Task prompt:
Would you count how many lines of the material below hold the string "MainPage"? Give only the number.
BEGIN
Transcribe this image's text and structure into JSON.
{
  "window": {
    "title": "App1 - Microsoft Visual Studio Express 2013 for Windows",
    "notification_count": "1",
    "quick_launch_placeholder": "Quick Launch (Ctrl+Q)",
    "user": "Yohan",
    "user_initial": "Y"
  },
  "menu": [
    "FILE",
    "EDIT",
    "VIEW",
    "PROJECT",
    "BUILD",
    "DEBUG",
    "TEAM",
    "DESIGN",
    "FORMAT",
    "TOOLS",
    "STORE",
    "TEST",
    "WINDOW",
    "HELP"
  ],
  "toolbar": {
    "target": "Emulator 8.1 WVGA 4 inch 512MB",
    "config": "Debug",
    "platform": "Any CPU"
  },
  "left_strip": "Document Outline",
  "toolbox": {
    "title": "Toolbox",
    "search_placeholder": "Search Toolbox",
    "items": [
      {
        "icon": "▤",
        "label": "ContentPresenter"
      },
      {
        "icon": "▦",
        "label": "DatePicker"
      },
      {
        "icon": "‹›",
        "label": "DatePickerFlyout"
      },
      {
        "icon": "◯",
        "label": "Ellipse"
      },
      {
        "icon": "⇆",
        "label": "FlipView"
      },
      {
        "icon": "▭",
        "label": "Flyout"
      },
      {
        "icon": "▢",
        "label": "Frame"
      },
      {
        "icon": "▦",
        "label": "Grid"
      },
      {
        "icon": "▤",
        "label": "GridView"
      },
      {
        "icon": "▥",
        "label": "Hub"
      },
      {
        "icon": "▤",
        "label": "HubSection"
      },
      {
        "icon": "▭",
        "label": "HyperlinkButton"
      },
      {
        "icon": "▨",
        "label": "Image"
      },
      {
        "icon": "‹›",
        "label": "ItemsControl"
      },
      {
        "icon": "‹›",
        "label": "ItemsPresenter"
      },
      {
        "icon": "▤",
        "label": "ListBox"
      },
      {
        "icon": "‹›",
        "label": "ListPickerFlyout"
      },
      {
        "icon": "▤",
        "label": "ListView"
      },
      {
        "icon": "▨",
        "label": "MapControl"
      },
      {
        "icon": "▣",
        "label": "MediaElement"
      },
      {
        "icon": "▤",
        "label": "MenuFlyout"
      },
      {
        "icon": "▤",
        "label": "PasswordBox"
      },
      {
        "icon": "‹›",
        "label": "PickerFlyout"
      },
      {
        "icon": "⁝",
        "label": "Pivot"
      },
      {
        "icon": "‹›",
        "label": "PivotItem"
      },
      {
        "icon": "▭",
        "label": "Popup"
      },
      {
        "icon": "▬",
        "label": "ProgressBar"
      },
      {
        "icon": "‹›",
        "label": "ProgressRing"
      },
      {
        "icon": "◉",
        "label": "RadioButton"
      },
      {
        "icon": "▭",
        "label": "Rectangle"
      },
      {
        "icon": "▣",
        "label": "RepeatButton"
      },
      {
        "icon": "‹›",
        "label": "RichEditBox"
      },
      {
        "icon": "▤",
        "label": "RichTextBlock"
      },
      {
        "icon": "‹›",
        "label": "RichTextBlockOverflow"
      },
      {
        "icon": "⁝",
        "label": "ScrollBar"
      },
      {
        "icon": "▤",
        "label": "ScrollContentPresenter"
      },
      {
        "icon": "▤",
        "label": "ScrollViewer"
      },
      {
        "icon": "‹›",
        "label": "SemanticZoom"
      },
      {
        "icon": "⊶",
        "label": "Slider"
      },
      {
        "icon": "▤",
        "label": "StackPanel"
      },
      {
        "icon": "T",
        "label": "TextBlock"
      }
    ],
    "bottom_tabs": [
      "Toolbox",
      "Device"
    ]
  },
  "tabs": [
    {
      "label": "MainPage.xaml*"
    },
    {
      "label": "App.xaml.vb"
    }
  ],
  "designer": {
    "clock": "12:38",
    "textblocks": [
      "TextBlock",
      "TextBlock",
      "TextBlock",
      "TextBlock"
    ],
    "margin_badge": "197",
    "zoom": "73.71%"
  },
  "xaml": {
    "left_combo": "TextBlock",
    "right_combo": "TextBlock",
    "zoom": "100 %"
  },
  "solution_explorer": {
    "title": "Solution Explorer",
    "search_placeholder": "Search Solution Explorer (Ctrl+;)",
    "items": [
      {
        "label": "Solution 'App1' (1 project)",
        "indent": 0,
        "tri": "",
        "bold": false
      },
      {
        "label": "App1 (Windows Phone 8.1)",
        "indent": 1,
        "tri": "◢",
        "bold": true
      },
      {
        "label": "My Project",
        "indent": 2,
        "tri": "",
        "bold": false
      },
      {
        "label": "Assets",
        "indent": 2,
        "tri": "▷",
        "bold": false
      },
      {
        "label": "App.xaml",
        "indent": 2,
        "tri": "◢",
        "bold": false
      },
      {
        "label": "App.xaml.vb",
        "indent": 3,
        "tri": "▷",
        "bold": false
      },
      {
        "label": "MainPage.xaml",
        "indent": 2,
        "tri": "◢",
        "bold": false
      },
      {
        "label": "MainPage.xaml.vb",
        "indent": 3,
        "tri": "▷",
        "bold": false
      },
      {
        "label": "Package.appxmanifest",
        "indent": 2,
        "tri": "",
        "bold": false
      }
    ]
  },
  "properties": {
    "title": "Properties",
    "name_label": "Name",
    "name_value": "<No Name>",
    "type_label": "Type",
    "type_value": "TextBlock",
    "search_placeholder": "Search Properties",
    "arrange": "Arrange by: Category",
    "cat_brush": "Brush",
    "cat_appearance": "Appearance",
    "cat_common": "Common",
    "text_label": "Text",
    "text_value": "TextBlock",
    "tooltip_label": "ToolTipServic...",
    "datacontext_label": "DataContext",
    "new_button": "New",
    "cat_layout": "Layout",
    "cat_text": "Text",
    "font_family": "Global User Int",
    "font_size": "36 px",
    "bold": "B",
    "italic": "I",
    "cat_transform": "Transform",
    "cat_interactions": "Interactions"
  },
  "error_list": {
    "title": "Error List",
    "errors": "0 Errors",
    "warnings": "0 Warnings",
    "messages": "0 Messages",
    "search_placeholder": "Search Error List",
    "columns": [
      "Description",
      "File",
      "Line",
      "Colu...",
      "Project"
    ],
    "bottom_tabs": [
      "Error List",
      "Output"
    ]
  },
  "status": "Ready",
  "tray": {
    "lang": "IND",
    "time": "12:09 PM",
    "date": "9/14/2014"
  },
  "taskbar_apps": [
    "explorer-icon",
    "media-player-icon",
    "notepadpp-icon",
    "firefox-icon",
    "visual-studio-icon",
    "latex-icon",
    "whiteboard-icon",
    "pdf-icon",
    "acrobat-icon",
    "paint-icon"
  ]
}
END
Worked solution:
3